if gas prices increased by $1, in an average month with 1 million unit sales, the Small-Car Economy segment volume would increase by 7,000 units. Conversely, the same price increase would cause the Full-Size Pickup Truck segment to lose [5000 sales]
That’s right – according to Experian, $4.60 per gallon gas would barely effect new truck sales. Does that sound right to you?
The Toyota Tundra is arguably the best truck on the market. It’s combination of power, resale value, safety, reliability, and comfort place it at the top of the heap. In fact, the Tundra’s 5 year ownership cost figures are excellent. From KBB.com:
Still, the Tundra isn’t exactly cheap, is it? When you breakdown the five year ownership cost figure, you find that a big chunk of it (about $17,000) is fuel.
Therefore, if you want to save money, one of the smartest things you can do is cut your fuel use. Here are some simple, sure-fire ways to reduce the amount of fuel you buy.

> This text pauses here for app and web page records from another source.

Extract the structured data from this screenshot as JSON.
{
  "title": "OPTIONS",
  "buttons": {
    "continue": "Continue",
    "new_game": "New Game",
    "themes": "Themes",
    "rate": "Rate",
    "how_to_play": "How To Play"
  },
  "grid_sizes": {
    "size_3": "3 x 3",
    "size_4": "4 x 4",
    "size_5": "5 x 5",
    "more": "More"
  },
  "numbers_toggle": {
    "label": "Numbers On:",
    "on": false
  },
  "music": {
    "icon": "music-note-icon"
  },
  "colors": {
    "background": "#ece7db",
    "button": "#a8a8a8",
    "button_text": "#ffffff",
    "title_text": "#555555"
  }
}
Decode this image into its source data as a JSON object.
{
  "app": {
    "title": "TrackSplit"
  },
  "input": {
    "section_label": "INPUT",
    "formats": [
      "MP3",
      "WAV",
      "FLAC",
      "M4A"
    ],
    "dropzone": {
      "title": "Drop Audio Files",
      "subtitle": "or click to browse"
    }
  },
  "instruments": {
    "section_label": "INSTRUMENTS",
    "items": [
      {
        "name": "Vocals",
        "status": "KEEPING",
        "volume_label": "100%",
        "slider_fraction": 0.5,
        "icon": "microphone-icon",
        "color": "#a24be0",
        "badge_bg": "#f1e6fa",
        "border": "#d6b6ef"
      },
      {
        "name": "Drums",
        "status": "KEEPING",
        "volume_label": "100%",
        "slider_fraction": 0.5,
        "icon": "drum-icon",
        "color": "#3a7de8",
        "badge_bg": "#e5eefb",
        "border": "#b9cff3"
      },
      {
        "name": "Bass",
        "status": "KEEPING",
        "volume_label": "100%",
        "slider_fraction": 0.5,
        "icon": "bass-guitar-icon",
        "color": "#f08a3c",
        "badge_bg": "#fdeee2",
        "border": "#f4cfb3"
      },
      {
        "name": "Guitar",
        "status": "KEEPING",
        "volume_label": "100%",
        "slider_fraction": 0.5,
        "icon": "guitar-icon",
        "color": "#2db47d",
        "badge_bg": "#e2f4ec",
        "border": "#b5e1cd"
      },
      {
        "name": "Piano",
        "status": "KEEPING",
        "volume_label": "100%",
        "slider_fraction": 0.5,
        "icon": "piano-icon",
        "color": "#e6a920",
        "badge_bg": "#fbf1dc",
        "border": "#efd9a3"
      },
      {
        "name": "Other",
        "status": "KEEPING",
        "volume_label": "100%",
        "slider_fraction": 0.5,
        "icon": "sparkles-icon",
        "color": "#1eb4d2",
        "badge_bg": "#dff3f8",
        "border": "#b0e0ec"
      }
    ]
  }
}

A new infographic by Allstate and Cars.com says that the biggest factor facing automakers trying to increase MPGs is you. All of you. The trend toward increased obesity is really making it hard for automakers to cut more weight. Put down the Big Mac and check this out.